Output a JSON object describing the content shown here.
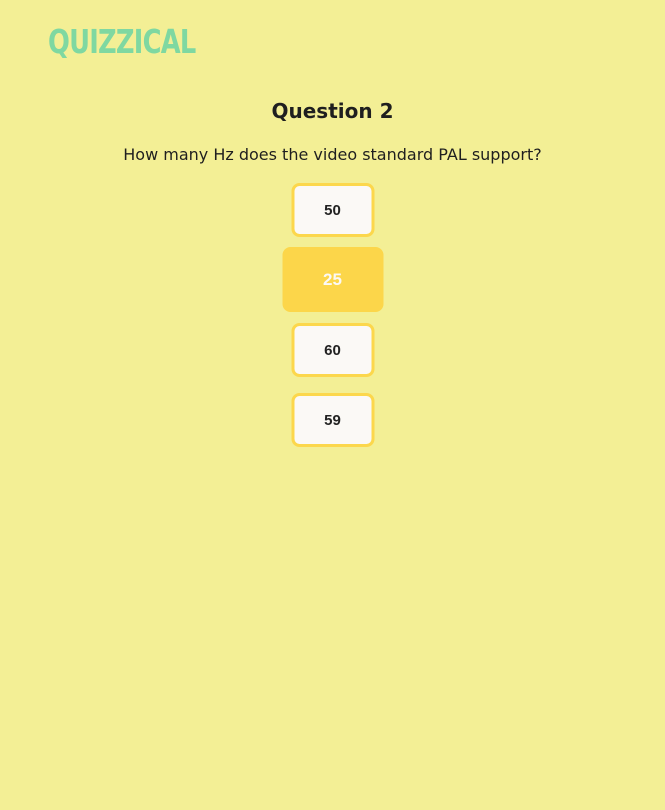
{
  "app": {
    "logo_text": "QUIZZICAL"
  },
  "question": {
    "title": "Question 2",
    "text": "How many Hz does the video standard PAL support?"
  },
  "answers": [
    {
      "label": "50",
      "selected": false
    },
    {
      "label": "25",
      "selected": true
    },
    {
      "label": "60",
      "selected": false
    },
    {
      "label": "59",
      "selected": false
    }
  ],
  "colors": {
    "background": "#f3ef95",
    "logo": "#7fd8a1",
    "answer_border": "#fcd74c",
    "answer_selected": "#fcd64a",
    "answer_bg": "#fbf9f6"
  }
}
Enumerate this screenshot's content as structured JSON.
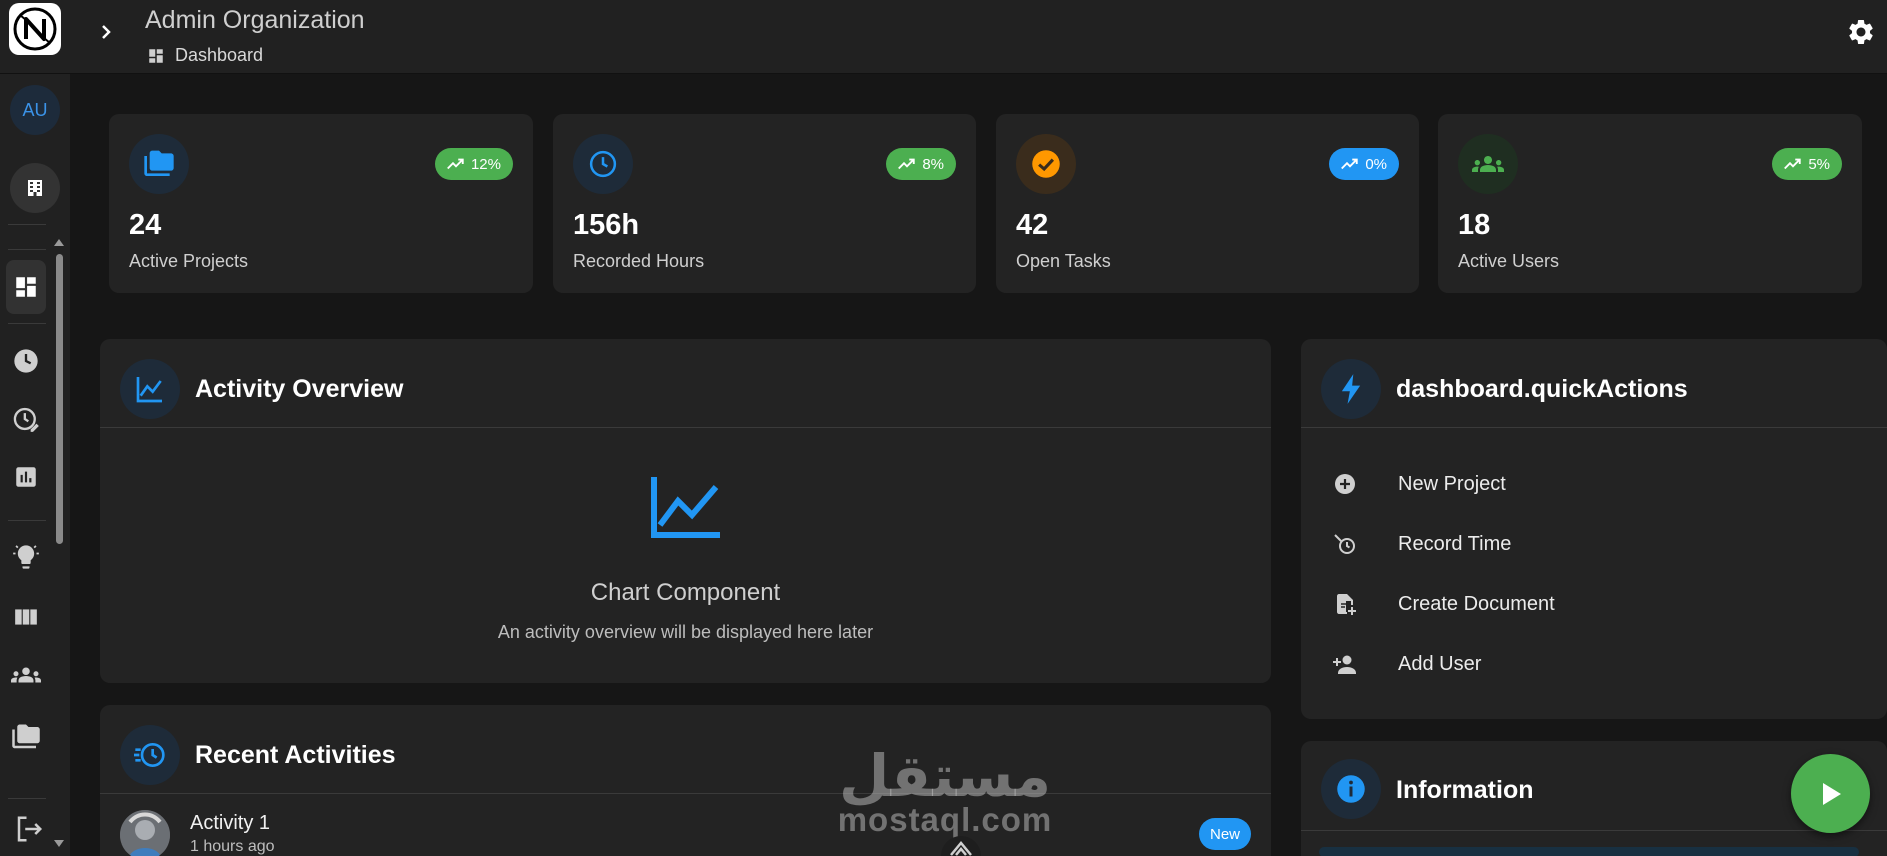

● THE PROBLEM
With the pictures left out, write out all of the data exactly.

● OUTPUT FOR THIS EXERCISE
Output a JSON object describing the content shown here.
{
  "app": {
    "logo_text": "QUIZZICAL"
  },
  "question": {
    "title": "Question 2",
    "text": "How many Hz does the video standard PAL support?"
  },
  "answers": [
    {
      "label": "50",
      "selected": false
    },
    {
      "label": "25",
      "selected": true
    },
    {
      "label": "60",
      "selected": false
    },
    {
      "label": "59",
      "selected": false
    }
  ],
  "colors": {
    "background": "#f3ef95",
    "logo": "#7fd8a1",
    "answer_border": "#fcd74c",
    "answer_selected": "#fcd64a",
    "answer_bg": "#fbf9f6"
  }
}
Enumerate this screenshot's content as structured JSON.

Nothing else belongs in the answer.